Only the number is wanted: tally the lines below that contain the word "JSON".
=== Section Start ===
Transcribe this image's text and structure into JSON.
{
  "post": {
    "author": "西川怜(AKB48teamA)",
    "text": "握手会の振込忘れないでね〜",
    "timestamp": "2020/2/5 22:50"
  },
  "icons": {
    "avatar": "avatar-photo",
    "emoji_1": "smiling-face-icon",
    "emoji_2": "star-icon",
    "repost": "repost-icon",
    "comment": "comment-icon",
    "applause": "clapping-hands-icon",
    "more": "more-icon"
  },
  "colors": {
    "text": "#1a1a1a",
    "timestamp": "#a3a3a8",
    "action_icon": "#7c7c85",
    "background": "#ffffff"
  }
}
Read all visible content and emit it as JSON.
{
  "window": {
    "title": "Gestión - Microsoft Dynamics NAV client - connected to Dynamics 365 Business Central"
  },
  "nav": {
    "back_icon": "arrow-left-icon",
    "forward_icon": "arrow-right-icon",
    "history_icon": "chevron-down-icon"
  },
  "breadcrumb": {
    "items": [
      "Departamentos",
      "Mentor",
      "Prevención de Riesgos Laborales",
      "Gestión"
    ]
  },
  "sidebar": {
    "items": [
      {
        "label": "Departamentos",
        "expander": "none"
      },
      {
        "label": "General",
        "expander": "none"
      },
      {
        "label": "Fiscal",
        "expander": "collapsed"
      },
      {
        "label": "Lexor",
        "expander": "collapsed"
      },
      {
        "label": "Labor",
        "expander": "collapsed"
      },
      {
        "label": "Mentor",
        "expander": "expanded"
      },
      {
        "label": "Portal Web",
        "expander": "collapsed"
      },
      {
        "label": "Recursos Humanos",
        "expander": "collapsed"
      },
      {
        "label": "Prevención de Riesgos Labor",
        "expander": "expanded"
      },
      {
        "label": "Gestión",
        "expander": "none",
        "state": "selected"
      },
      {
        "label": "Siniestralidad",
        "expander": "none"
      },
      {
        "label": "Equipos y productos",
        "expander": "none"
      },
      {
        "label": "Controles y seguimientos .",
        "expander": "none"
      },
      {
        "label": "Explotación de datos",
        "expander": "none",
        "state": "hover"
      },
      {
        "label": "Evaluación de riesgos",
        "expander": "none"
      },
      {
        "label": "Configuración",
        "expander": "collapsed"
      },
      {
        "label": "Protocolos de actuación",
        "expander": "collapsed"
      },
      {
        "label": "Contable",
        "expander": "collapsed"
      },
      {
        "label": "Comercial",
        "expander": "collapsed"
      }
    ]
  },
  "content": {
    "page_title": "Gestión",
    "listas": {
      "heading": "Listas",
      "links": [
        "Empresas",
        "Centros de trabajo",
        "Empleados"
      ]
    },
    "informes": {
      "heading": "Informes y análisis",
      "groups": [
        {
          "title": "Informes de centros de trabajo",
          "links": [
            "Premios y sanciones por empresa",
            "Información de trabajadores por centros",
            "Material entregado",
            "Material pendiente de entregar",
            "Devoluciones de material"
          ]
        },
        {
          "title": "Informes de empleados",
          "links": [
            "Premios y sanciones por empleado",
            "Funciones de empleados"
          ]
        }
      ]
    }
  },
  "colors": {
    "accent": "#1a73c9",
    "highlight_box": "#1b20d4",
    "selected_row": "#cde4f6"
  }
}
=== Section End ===
#### [Response box]
2